While Earl was in charge, he needed to be able to stay calm and think quickly. "I was in charge of fourteen men; seven men, two squads. That was my duty. To keep those men under control…I never had a problem with any of them. Not at all."

Earl recalls another incident while being a Sergeant. "We went on another excursion and we had to walk in the wooded area. As we hit the wooded area they started shelling at us. As long as you have seven men in your squad, then two men have to carry ammunition. And this fellow, he was just a new replacement, he just dropped to the ground and left the ammunition there and never moved. I turned around and told the rest of my crew to stay put. I picked that fellow up and took his ammunition and carried him back to the woods. Everybody told me I was a fool for going back after him and risking my life trying to save his. But that was my duty so that's all I could do."

"From when we left home and when we went through all the basic training it was very hard to adjust to get used to the sleeping hours and to the food. You were running from six o'clock in the morning to six o'clock in the evening. They kept you moving all day long. The living conditions were very poor. You just laid on the ground on anything you could find, barns or anything." He also said the food was not very tasty. "Stateside the food was bad. You hardly got anything to eat. One morning we got up and we had pancakes. And I swear they were so hard and tough. Everybody just took them and sailed them right back in the kitchen."

I remember one night while in Germany, one of the officers had some problems with whiskey…I was sitting down on the floor on my blanket getting ready to go to sleep and the phone rang.

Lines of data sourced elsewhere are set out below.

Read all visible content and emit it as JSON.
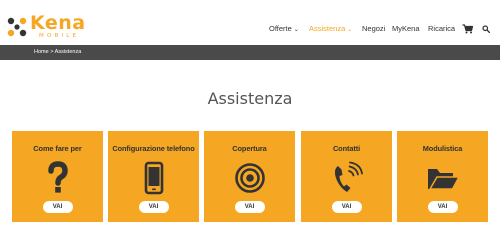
{
  "brand": {
    "name": "Kena",
    "tagline": "MOBILE",
    "accent": "#f5a623"
  },
  "nav": {
    "items": [
      {
        "label": "Offerte",
        "has_dropdown": true,
        "active": false
      },
      {
        "label": "Assistenza",
        "has_dropdown": true,
        "active": true
      },
      {
        "label": "Negozi",
        "has_dropdown": false,
        "active": false
      },
      {
        "label": "MyKena",
        "has_dropdown": false,
        "active": false
      },
      {
        "label": "Ricarica",
        "has_dropdown": false,
        "active": false
      }
    ],
    "cart_icon": "cart-icon",
    "search_icon": "search-icon"
  },
  "breadcrumb": {
    "home": "Home",
    "separator": ">",
    "current": "Assistenza"
  },
  "page": {
    "title": "Assistenza"
  },
  "cards": [
    {
      "title": "Come fare per",
      "icon": "question-icon",
      "button": "VAI"
    },
    {
      "title": "Configurazione telefono",
      "icon": "phone-icon",
      "button": "VAI"
    },
    {
      "title": "Copertura",
      "icon": "coverage-icon",
      "button": "VAI"
    },
    {
      "title": "Contatti",
      "icon": "phone-call-icon",
      "button": "VAI"
    },
    {
      "title": "Modulistica",
      "icon": "folder-open-icon",
      "button": "VAI"
    }
  ],
  "colors": {
    "card_bg": "#f5a623",
    "bar_bg": "#4a4a4a",
    "nav_active": "#f5a623"
  }
}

The platoon sergeant was still up and the company jeep driver was up and I hear the platoon sergeant say into the phone `Well Appel's the only one up because all the rest are sleeping already.' So the officer who called told us to come on over. We thought we were going to move out right away, but here the officers had one big party and drank all that whiskey. One of the officers came over and said, `Appel, you and I are going swimming, aren't we?' I said, `Sure, when do we leave?' `Pretty quick,' he said, and then he slumped over and fell to the ground. We got outside and took the 50-caliber machine gun that was mounted on the jeep and were shooting it in the air going through the town. I guess the natives got quite frightened over that."

Earl liked his officers very much. "I was very proud of the officers we had. We were treated very nice. We couldn't have been treated any better."

When Germany and Japan surrendered, Earl recalls his location at that time. "A lot of the towns we went to we didn't even know the names. When Germany surrendered, we were about 150 miles from Germany." When Japan surrendered "I was in the states. We were sent home for recuperation. We were in Mississippi for 30 days and then we had to go back to Camp Shelby for I think a week or two weeks. Then we went to Arkansas. I was glad when the war was over."

Right before Earl's discharge, he suffered an injury to his hand. "I had scratched my hand somehow and I was so close to getting my discharge papers that I didn't want to report it. So I went down to the latrine and turned the faucet on and ran hot water over it. When I got my papers from Arkansas, boy I got on a train!" If he had reported his injury he wouldn't have able to be discharged.

When Earl returned to Wisconsin Rapids, no one was at his house. He decided to leave his duffel bag underneath the porch and went over to a friend's house. Then his wife's sister called his wife and told her to come over because there was a surprise for her.